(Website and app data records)
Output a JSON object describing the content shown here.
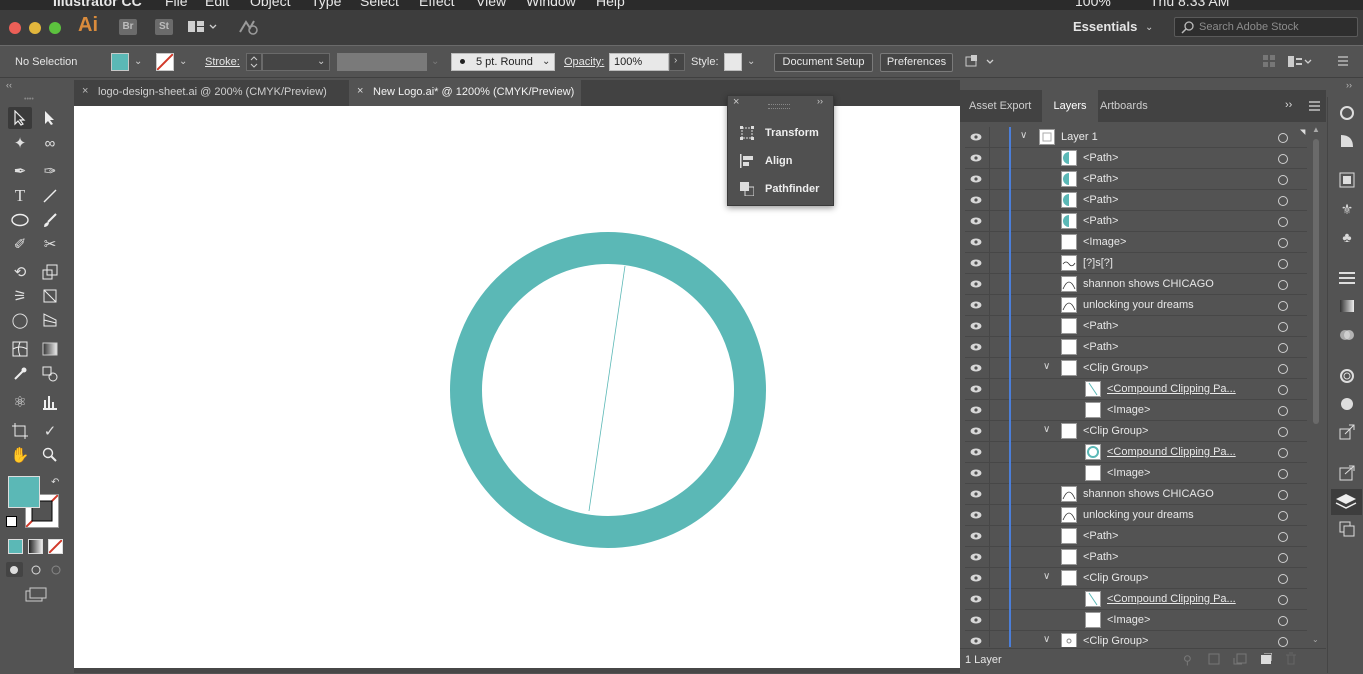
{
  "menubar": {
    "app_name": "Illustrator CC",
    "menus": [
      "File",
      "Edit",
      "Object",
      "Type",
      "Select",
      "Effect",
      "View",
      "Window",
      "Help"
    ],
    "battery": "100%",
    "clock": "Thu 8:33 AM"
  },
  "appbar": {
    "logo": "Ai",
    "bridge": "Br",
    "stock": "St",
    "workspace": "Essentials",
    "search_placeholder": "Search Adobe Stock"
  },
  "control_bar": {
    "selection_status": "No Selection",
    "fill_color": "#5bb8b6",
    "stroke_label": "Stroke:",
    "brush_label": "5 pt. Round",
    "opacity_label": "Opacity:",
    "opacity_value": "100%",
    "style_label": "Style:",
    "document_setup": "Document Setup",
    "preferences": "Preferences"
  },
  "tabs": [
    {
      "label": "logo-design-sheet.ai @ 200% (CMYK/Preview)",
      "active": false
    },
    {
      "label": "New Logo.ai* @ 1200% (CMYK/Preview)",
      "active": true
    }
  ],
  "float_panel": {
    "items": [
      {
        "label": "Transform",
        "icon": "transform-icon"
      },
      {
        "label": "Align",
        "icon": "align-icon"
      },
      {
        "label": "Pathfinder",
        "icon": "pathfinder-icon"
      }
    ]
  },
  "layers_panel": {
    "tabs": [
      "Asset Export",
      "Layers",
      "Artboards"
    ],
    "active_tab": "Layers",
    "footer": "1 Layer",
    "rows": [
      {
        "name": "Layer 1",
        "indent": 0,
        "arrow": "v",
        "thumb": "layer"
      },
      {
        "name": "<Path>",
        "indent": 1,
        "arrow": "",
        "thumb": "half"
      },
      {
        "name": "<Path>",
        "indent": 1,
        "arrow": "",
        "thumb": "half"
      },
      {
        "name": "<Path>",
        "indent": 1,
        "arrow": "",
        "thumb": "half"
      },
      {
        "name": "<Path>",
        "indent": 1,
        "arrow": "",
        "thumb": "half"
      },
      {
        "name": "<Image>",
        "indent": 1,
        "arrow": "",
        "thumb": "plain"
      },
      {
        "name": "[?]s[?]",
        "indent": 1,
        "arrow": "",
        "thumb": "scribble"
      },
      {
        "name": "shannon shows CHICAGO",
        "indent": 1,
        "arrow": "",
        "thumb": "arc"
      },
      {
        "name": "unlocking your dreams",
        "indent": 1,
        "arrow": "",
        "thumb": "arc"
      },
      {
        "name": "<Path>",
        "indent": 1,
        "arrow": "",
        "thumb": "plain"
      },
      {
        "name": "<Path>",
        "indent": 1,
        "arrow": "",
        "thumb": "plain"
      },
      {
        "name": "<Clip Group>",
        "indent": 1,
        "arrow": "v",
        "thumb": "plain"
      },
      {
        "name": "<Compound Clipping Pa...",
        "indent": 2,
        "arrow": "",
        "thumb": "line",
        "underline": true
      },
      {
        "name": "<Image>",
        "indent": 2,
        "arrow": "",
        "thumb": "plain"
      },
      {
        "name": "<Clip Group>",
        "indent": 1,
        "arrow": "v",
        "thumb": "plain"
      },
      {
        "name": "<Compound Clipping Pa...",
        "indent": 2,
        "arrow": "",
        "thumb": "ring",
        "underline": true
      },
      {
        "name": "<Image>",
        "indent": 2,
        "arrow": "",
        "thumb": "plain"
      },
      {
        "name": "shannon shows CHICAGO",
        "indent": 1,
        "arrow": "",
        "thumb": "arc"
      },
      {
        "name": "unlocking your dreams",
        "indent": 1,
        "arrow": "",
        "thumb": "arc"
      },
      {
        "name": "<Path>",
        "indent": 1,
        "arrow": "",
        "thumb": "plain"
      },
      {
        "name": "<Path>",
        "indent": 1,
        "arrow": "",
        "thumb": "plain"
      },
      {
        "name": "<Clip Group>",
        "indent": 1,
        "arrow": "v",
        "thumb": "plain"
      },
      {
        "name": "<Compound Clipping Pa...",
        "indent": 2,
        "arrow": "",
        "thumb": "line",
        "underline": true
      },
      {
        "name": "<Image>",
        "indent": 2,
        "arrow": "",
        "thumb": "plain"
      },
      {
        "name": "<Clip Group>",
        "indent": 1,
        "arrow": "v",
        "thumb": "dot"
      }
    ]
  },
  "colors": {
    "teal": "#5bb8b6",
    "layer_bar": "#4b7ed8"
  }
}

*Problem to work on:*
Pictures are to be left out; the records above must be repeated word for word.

*Task response:*
Output a JSON object describing the content shown here.
{
  "menubar": {
    "app_name": "Illustrator CC",
    "menus": [
      "File",
      "Edit",
      "Object",
      "Type",
      "Select",
      "Effect",
      "View",
      "Window",
      "Help"
    ],
    "battery": "100%",
    "clock": "Thu 8:33 AM"
  },
  "appbar": {
    "logo": "Ai",
    "bridge": "Br",
    "stock": "St",
    "workspace": "Essentials",
    "search_placeholder": "Search Adobe Stock"
  },
  "control_bar": {
    "selection_status": "No Selection",
    "fill_color": "#5bb8b6",
    "stroke_label": "Stroke:",
    "brush_label": "5 pt. Round",
    "opacity_label": "Opacity:",
    "opacity_value": "100%",
    "style_label": "Style:",
    "document_setup": "Document Setup",
    "preferences": "Preferences"
  },
  "tabs": [
    {
      "label": "logo-design-sheet.ai @ 200% (CMYK/Preview)",
      "active": false
    },
    {
      "label": "New Logo.ai* @ 1200% (CMYK/Preview)",
      "active": true
    }
  ],
  "float_panel": {
    "items": [
      {
        "label": "Transform",
        "icon": "transform-icon"
      },
      {
        "label": "Align",
        "icon": "align-icon"
      },
      {
        "label": "Pathfinder",
        "icon": "pathfinder-icon"
      }
    ]
  },
  "layers_panel": {
    "tabs": [
      "Asset Export",
      "Layers",
      "Artboards"
    ],
    "active_tab": "Layers",
    "footer": "1 Layer",
    "rows": [
      {
        "name": "Layer 1",
        "indent": 0,
        "arrow": "v",
        "thumb": "layer"
      },
      {
        "name": "<Path>",
        "indent": 1,
        "arrow": "",
        "thumb": "half"
      },
      {
        "name": "<Path>",
        "indent": 1,
        "arrow": "",
        "thumb": "half"
      },
      {
        "name": "<Path>",
        "indent": 1,
        "arrow": "",
        "thumb": "half"
      },
      {
        "name": "<Path>",
        "indent": 1,
        "arrow": "",
        "thumb": "half"
      },
      {
        "name": "<Image>",
        "indent": 1,
        "arrow": "",
        "thumb": "plain"
      },
      {
        "name": "[?]s[?]",
        "indent": 1,
        "arrow": "",
        "thumb": "scribble"
      },
      {
        "name": "shannon shows CHICAGO",
        "indent": 1,
        "arrow": "",
        "thumb": "arc"
      },
      {
        "name": "unlocking your dreams",
        "indent": 1,
        "arrow": "",
        "thumb": "arc"
      },
      {
        "name": "<Path>",
        "indent": 1,
        "arrow": "",
        "thumb": "plain"
      },
      {
        "name": "<Path>",
        "indent": 1,
        "arrow": "",
        "thumb": "plain"
      },
      {
        "name": "<Clip Group>",
        "indent": 1,
        "arrow": "v",
        "thumb": "plain"
      },
      {
        "name": "<Compound Clipping Pa...",
        "indent": 2,
        "arrow": "",
        "thumb": "line",
        "underline": true
      },
      {
        "name": "<Image>",
        "indent": 2,
        "arrow": "",
        "thumb": "plain"
      },
      {
        "name": "<Clip Group>",
        "indent": 1,
        "arrow": "v",
        "thumb": "plain"
      },
      {
        "name": "<Compound Clipping Pa...",
        "indent": 2,
        "arrow": "",
        "thumb": "ring",
        "underline": true
      },
      {
        "name": "<Image>",
        "indent": 2,
        "arrow": "",
        "thumb": "plain"
      },
      {
        "name": "shannon shows CHICAGO",
        "indent": 1,
        "arrow": "",
        "thumb": "arc"
      },
      {
        "name": "unlocking your dreams",
        "indent": 1,
        "arrow": "",
        "thumb": "arc"
      },
      {
        "name": "<Path>",
        "indent": 1,
        "arrow": "",
        "thumb": "plain"
      },
      {
        "name": "<Path>",
        "indent": 1,
        "arrow": "",
        "thumb": "plain"
      },
      {
        "name": "<Clip Group>",
        "indent": 1,
        "arrow": "v",
        "thumb": "plain"
      },
      {
        "name": "<Compound Clipping Pa...",
        "indent": 2,
        "arrow": "",
        "thumb": "line",
        "underline": true
      },
      {
        "name": "<Image>",
        "indent": 2,
        "arrow": "",
        "thumb": "plain"
      },
      {
        "name": "<Clip Group>",
        "indent": 1,
        "arrow": "v",
        "thumb": "dot"
      }
    ]
  },
  "colors": {
    "teal": "#5bb8b6",
    "layer_bar": "#4b7ed8"
  }
}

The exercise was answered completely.